Action item -
Only the lines that contain the string "description" belong in the answer; pull them from the records.

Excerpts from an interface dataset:
-=-=-

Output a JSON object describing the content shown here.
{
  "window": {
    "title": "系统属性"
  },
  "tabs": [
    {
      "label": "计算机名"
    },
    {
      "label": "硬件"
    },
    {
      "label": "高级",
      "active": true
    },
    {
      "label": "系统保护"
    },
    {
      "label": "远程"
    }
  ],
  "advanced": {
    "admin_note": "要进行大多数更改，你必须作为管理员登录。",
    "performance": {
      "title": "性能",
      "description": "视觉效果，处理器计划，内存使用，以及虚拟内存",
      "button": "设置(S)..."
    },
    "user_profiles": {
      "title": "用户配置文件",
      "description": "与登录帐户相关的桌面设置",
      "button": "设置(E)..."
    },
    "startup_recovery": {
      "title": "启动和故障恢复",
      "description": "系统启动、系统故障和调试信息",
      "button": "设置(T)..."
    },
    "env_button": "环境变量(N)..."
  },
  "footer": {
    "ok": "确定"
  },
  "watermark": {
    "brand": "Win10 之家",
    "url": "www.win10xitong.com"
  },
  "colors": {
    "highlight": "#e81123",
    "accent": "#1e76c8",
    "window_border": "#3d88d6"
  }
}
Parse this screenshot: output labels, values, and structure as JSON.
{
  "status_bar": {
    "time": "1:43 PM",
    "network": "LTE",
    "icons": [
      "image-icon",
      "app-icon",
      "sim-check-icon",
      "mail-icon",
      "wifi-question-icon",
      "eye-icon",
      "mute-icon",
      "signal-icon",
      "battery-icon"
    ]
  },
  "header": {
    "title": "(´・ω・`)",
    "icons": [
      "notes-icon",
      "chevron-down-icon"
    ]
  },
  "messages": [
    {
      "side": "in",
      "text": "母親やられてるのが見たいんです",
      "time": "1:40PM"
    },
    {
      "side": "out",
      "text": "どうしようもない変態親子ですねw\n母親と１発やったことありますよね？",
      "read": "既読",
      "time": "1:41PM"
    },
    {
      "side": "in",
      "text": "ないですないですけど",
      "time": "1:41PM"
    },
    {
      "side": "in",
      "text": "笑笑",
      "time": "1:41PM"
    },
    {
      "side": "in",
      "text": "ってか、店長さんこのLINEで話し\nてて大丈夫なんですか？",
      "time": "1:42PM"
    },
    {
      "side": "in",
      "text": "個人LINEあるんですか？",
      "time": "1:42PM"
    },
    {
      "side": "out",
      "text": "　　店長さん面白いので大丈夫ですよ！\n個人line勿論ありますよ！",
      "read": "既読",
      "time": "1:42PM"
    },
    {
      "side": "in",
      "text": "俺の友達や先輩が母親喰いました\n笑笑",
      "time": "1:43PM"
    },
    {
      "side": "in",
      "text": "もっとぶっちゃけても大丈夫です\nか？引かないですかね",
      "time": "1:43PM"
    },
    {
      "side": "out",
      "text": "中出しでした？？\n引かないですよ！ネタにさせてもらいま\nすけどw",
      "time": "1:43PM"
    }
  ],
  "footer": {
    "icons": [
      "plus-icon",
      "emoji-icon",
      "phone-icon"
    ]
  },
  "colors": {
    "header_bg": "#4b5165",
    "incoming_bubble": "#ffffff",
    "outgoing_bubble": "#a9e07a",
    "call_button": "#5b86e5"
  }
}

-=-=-

Worked solution -
      "description": "视觉效果，处理器计划，内存使用，以及虚拟内存",
      "description": "与登录帐户相关的桌面设置",
      "description": "系统启动、系统故障和调试信息",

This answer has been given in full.